Al Usthadh Umar Awadh Ban: Anta Lhayatu
The West African Instrumental Quintet: Bea Tsin No. 2
Abdo Shamakh: Mapenzi Ya Ashiki
Darktown Strutters: Be Ngi Hamba
Hadji Amusa & Hadji Mustafa: Nigbati Anobi Gunsanma
Lagos Mozart Orchestra: Aduke
Nini Mikie and Her Group: Itseko
Siti Binti Saadi: Njia Ungurusumbwe
Willie Gumede and His Concertina Band: U Gumede
Abdo Shamakh: Nalat Ala Yadaha
Sackey Band, Appam: Wa Wie Me Ye Mina Asabah
Darktown Strutters: Wiwi Singomlil’ Ovhuthayo
Abibu Oluwa & His Group: Aiye Loja
Ngoma Dunduri: Tumkimiree Simba
Lagos Mozart Orchestra: Ore Mi Kini Se
Askari Wa K.A.R. Ya Sita (6th K.A.R.): Kofia Nyekundu
Sackey Band, Appam: Abasuafu Ara Gyan
Ishaku Dan Zhabarumoh and His Group: Mahamodu Nadani
H.M. Timayare: Ashac
Abibu Oluwa & His Group: Layiwola Akande
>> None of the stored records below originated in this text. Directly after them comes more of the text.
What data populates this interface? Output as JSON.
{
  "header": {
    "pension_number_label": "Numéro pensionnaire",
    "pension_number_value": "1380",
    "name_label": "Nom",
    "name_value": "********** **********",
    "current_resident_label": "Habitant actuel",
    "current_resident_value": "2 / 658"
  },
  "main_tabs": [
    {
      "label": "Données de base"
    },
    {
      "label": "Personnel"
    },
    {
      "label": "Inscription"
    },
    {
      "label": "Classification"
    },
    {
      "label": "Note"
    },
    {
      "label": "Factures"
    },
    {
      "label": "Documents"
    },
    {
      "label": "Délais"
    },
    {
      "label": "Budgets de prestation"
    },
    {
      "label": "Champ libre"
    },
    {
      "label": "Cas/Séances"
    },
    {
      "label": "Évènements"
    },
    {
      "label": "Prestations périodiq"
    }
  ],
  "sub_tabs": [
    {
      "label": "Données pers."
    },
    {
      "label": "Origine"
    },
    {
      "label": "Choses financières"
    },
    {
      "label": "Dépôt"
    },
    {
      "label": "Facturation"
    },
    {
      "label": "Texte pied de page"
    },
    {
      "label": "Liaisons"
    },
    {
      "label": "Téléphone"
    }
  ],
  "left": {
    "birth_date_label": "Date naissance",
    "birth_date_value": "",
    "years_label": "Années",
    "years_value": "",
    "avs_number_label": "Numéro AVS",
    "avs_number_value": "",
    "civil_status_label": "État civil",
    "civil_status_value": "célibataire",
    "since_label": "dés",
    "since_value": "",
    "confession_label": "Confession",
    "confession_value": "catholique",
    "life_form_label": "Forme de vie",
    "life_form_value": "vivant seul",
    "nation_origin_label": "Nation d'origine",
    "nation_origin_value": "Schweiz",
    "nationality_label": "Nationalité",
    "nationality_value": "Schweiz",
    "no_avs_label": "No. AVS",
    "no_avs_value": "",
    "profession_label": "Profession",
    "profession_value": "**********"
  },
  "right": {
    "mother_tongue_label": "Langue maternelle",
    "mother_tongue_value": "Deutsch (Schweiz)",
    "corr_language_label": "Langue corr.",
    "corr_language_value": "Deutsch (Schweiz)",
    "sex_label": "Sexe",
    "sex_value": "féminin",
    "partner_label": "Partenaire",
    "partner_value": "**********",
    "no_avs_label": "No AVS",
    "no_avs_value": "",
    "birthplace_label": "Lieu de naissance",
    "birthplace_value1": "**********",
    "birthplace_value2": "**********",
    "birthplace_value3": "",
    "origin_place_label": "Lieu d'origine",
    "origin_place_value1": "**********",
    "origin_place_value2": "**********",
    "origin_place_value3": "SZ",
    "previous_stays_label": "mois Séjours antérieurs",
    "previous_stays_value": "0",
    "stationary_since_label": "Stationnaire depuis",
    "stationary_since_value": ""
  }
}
World Music – What Is Distant? What Is Near?
World Music is a not uncontroversial term for the rich variety of musical culture of our planet, and it comprises not only the musical traditions of the rural parts of Africa, Asia, and Latin America but also those of the high cultures of the Indian subcontinent, Japan, and China as well as the popular music of urban metropolises throughout the world today.
This edition of CDs, most of which were produced in cooperation with Berlin’s House of the Cultures of the World and the Music Department of Berlin’s Ethnological Museum, mixes up the categories of “foreign” and “familiar” not only by bringing closer things that are unknown and unfamiliar but also by revealing the familiar in the foreign and the foreign in the familiar.
The encounter with the varied musical ideas that exist outside of our own culture has made us more aware of our own categories and shown us that we can no longer operate with a single compulsory aesthetic but that we must instead speak of innumerable distinctive aesthetics. This conclusion is supported both by the extraordinary recordings and the high quality of the booklet texts on the WELTMUSIK label.